The Outer Banks of North Carolina have become a popular resort area attracting thousands of vacationers each summer. It is the remote island atmosphere of ocean, sand, wind and surf that draws them to these barrier islands. The very things that attract present-day visitors are the very things that caused both Confederate and Union soldiers to grumble and complain about ever seeing duty on Hatteras Island.
Even present-day campers acknowledge that certain aspects of life on the islands can truly test their spirits. These include the intense heat and humidity, abundance of mosquitoes and biting flies, as well as dealing with the consequences of gale force winds and hurricanes.
Confederate forces first arrived on Hatteras Island on Thursday, May 9, 1861. Their objective was to protect and defend two small earthwork forts under construction at Hatteras Inlet. Confederate privateers used Forts Hatteras and Clark as their base of operations. Their efforts were so successful, they prompted a strong Federal response. Commodore Silas Stringham led an expedition of Federal ships and troops in a successful attack on these Confederate batteries on August 28-29, 1861.
Prior to the attack Confederate troops attempted to survive with minimal supplies and ammunition. Good drinking water was scarce and shifting winds made it difficult to pitch a tent successfully. In the O.R. of the Navies, Series I, Vol.6 Daniel A. Campbell, Master of the Brig Lydia Francis, captured by Confederate privateers wrote,
Both forts (Hatteras and Clark) were constructed…under the super vision of Colonel Thompson, said to have formerly been in the U.S. Army. The laborers employed were about 180 negroes, said to be free and brought from different parts of the state. … The supply of ammunition was very short. They had only about 100 kegs of powder. The guards on guard or picket duty were not allowed to carry their muskets loaded but carried their cart- ridges in their pockets, not being provided with cartridge boxes. Water is obtained by sinking wells in the sand to a depth of 5 or 6 feet…
The excitement of victory soon began to fade as Union soldiers left on Hatteras Island faced severe weather, lack of adequate lodging and food. Charles F. Johnson, of the N.Y 9th Vol. Infantry (Hawkins Zouaves), wrote:
The wind set in from the northeast that night, and it was not only very cold, but in sweeping down the open sandbank it carried with it a constant storm of fine sand, which pelted away unmercifully all night long. — The Long Roll, p.64
The limited size of Forts Hatteras and Clark, as well as the shortage of permanent quarters, forced most of the Union troops to sleep in tents. However, pitching a tent in the sand with gale force winds proved to be a difficult, if not impossible, task. One soldier, with the 48th Pennsylvania Vol. Infantry, described his experience the following way:

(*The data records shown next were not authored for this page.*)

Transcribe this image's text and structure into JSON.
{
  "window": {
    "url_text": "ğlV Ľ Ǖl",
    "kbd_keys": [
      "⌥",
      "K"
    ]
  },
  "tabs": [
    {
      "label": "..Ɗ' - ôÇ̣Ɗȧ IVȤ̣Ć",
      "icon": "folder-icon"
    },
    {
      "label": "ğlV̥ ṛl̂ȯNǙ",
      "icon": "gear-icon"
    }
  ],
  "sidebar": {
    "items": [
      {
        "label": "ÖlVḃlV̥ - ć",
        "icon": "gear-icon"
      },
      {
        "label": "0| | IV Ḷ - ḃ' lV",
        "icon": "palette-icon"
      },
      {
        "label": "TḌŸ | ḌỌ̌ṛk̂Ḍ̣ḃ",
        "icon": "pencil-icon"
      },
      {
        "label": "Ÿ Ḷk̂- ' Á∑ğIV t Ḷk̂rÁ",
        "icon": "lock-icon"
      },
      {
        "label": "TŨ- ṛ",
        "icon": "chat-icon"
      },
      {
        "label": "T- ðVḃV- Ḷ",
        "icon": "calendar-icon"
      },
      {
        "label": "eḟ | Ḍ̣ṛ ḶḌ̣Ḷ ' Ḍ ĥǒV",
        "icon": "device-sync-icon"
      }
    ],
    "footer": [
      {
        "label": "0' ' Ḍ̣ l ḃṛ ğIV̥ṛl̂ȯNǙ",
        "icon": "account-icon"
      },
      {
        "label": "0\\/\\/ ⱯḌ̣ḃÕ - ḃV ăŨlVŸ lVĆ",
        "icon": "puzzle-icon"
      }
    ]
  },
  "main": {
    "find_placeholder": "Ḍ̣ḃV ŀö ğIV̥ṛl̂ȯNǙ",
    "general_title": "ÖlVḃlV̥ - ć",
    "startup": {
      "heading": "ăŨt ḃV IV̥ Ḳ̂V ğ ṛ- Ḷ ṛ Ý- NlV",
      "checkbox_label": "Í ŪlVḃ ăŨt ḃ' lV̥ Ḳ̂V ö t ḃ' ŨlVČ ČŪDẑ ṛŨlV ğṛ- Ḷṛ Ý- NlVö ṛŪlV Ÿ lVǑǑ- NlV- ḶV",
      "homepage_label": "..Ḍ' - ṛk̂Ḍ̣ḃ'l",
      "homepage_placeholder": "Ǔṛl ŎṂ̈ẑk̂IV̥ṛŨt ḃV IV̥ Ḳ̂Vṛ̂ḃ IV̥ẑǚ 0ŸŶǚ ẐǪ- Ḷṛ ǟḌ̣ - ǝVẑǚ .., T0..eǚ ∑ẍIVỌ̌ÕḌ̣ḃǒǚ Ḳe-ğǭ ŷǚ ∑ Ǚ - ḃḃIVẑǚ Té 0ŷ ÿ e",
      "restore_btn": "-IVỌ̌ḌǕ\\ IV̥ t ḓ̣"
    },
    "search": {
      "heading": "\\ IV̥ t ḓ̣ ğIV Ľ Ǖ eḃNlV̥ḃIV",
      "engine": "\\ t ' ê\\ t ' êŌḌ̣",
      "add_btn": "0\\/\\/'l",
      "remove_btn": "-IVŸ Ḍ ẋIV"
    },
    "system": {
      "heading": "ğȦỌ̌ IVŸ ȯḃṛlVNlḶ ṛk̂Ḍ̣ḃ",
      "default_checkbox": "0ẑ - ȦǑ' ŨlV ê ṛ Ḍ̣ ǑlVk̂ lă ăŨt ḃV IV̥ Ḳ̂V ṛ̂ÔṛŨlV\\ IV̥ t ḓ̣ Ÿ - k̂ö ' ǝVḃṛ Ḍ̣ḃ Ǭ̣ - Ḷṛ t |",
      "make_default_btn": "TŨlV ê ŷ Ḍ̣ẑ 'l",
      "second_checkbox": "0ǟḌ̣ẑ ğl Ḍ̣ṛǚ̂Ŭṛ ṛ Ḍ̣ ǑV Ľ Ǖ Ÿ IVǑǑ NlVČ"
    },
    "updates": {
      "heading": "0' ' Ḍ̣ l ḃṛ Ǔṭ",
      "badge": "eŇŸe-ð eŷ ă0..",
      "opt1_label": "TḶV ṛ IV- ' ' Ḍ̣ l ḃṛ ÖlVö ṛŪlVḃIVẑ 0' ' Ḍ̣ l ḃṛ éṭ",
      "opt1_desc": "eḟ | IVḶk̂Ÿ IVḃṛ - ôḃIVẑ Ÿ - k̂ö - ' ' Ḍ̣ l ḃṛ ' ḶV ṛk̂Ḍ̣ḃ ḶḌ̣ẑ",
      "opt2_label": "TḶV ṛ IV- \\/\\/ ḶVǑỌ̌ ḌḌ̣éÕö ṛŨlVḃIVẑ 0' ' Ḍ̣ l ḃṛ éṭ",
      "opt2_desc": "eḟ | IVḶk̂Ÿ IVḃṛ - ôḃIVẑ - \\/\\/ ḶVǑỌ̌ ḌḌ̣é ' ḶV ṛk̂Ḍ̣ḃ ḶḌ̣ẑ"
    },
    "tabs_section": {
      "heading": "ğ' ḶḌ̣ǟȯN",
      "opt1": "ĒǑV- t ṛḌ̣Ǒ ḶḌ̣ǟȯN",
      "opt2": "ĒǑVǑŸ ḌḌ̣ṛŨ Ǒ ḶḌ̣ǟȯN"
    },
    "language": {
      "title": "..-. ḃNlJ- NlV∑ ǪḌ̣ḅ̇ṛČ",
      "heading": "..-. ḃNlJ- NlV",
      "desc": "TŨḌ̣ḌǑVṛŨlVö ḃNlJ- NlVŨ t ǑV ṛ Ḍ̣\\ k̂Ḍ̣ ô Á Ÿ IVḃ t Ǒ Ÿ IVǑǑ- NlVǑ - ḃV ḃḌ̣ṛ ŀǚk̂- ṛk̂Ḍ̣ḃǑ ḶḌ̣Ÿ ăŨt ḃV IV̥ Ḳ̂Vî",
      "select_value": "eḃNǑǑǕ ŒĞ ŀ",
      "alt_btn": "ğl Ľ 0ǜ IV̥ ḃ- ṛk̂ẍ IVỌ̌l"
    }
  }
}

…to have a tent prove false upon ‘a lone barren isle’, and in, the midst of a terrific rain storm, be obliged to face a Hatteras wind, with scant protection against its furry, frantically holding fast to the frail canvas house, waiting for a lull in the blast (vain hope) to afford an opportunity to repeg, is so overpoweringly harrowing to the feelings, and so indescribably uncomfortable, that it is only those who actually experienced it who understand its supreme misery. —The Story of The Forty-Eighth, p.42
In early 1862, the men of Burnside’s Expedition experienced similar struggles with the elements. They came ashore to recuperate from sea sickness. Their transport vessels were nearly destroyed in storm tossed waters at Hatteras Inlet. One soldier with the 27th Massachusetts Vol. Infantry, wrote:
…Everybody expects to eat his peck of dirt before he dies, but no one thinks to get it all in one short _____ night…. the cooks, where they made coffee for the companies, would find two or three inches of sand in the bottom of their kettles, blown there while the water was boiling. Baked beans could not be chewed, they were swallowed as they entered the mouth, too gritty for chewing. — The Twenty-Seventh Mass. Regiment, p.52
Another soldier of the same regiment had such a negative experience on Hatteras Island that he recommended it be used as a place to send criminals:
If ever our country…should desire a penal colony for the punishment of criminals,….where the roar of waters from headlong heights howl and hiss in endless torture, there is no place on the globe better fitted for it than Hatteras…. Let them be restricted to a range of twenty miles north and south of this windy gorge, and there, for the rest of their lives, dig clams and fight mosquitoes; and injured justice would be amply satisfied. — The Twenty-Seventh Mass. Regiment, p.52
Is it not amazing how time changes our perspective of places and things?
© 2011 Emerging Civil War